DATA below:

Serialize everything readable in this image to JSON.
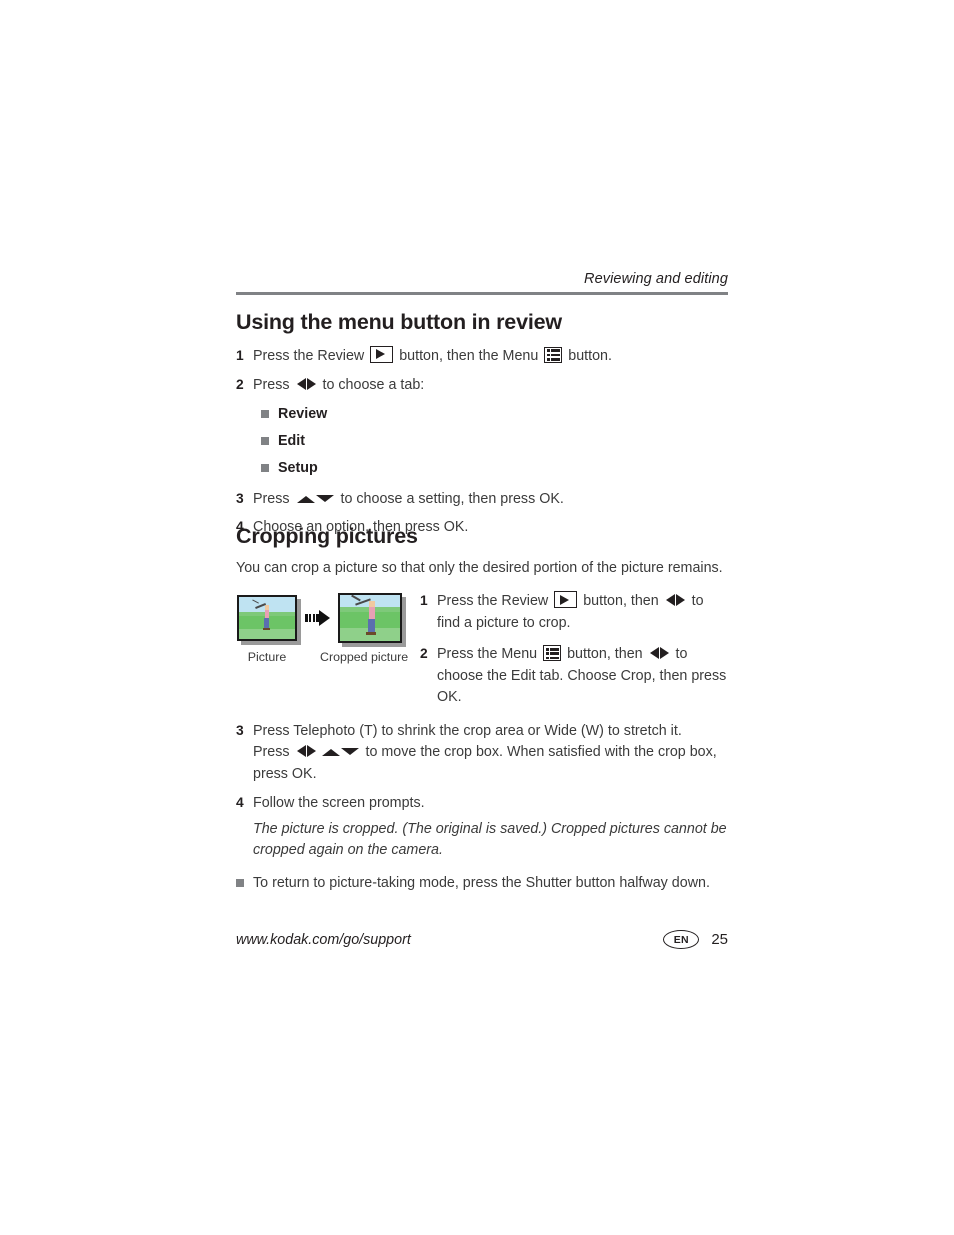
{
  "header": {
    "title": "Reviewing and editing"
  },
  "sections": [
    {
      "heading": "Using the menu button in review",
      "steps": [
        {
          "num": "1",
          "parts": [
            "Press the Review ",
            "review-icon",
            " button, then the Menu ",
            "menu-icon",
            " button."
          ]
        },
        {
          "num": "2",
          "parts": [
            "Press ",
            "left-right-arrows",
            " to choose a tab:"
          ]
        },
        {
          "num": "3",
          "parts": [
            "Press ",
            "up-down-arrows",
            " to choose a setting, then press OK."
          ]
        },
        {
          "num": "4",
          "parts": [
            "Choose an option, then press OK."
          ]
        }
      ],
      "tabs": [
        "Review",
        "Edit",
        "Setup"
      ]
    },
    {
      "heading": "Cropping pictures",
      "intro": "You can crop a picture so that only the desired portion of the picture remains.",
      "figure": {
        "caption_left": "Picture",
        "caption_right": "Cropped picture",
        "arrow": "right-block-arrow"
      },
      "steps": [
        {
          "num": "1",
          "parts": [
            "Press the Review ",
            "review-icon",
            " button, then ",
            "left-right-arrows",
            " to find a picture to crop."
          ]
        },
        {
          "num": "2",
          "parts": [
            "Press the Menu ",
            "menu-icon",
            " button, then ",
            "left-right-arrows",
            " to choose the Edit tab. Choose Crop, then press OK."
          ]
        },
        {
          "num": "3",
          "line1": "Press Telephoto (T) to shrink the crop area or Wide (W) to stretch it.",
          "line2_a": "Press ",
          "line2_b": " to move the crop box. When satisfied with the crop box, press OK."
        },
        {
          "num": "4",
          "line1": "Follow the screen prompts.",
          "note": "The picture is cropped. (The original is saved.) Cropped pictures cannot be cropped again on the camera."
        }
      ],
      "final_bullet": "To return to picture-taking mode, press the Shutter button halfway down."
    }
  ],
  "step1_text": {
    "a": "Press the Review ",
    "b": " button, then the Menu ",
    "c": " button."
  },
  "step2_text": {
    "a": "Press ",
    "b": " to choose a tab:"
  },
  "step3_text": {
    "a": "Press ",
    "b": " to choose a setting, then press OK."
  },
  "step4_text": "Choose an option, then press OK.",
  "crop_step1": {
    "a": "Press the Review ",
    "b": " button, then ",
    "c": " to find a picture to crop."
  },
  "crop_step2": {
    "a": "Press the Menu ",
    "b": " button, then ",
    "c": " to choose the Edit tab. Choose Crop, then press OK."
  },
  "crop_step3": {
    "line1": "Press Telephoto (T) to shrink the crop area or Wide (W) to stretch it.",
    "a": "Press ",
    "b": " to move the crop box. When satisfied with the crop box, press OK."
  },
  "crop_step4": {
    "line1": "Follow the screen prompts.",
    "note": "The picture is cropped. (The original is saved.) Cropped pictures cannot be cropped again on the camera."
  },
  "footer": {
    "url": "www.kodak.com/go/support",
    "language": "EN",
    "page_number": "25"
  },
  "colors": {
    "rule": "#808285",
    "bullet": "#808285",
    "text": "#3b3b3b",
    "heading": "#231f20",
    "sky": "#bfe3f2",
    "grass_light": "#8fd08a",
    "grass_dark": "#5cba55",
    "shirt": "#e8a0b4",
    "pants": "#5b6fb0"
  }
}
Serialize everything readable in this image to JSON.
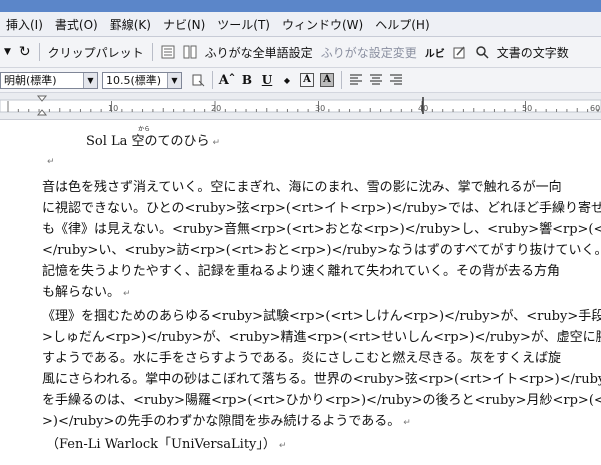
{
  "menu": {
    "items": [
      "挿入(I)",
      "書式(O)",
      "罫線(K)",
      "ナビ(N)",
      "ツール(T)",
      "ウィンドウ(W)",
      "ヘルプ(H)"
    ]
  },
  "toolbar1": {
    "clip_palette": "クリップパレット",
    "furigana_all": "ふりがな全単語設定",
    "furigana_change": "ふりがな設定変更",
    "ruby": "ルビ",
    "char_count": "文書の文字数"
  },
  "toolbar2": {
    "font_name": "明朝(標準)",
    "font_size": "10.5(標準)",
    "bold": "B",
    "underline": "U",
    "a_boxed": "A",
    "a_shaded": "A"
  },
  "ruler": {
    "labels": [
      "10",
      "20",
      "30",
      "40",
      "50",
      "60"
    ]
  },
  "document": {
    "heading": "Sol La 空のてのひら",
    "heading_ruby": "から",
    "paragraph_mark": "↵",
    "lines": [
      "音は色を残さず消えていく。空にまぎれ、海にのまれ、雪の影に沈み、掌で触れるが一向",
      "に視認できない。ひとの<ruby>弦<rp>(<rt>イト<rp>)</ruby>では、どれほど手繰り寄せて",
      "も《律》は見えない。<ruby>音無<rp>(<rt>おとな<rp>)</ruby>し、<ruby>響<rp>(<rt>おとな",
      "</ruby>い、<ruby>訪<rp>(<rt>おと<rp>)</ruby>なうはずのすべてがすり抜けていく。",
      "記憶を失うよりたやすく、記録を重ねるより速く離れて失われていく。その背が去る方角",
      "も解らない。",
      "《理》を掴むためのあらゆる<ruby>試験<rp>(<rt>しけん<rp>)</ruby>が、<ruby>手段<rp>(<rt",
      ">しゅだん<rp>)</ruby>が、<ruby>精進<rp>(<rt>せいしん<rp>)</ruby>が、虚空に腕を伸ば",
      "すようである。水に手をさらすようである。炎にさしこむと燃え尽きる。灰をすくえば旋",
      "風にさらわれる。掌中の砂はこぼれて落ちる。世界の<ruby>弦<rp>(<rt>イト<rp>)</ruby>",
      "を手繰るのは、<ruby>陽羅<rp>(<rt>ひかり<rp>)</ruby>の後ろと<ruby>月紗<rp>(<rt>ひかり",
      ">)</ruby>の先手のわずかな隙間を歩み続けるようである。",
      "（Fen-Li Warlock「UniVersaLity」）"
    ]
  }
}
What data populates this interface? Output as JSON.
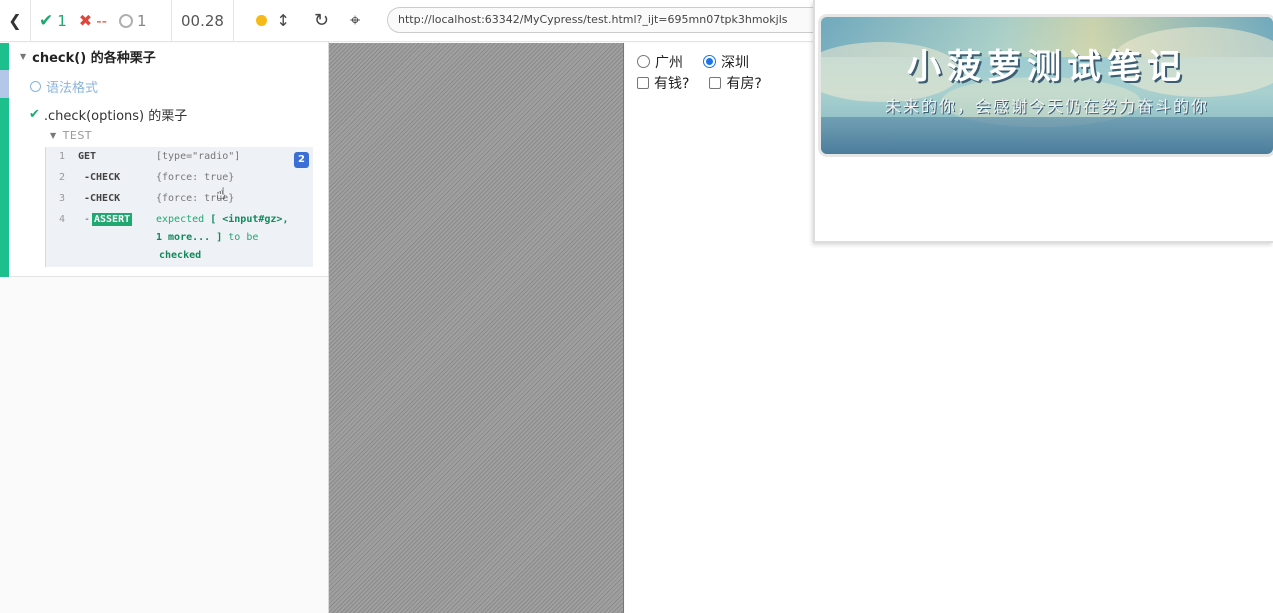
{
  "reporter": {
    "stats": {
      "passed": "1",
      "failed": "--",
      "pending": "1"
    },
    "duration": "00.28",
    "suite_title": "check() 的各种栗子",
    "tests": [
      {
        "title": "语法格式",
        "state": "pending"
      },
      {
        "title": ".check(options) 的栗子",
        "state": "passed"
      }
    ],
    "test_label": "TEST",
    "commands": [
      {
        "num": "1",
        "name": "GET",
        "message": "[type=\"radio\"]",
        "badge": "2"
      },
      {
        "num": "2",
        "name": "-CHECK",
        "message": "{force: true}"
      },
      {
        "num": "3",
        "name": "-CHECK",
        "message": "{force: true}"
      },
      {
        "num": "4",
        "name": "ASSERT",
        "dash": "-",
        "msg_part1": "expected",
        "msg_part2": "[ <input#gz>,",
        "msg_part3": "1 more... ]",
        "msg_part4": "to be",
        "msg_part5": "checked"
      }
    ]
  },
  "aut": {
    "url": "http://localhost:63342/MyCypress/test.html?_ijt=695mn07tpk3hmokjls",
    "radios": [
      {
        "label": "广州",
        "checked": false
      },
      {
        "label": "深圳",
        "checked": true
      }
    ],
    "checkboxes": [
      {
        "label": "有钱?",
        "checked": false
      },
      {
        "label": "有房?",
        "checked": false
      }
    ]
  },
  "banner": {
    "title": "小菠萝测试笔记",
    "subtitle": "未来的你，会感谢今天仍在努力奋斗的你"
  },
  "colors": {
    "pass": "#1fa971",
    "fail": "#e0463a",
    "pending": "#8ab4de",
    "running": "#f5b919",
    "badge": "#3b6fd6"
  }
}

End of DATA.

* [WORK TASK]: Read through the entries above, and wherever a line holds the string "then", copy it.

* [SOLUTION TO THIS EXERCISE]:
            " button, then the Menu ",
            " to choose a setting, then press OK."
            "Choose an option, then press OK."
            " button, then ",
            " button, then ",
            " to choose the Edit tab. Choose Crop, then press OK."
    "b": " button, then the Menu ",
    "b": " to choose a setting, then press OK."
  "step4_text": "Choose an option, then press OK.",
    "b": " button, then ",
    "b": " button, then ",
    "c": " to choose the Edit tab. Choose Crop, then press OK."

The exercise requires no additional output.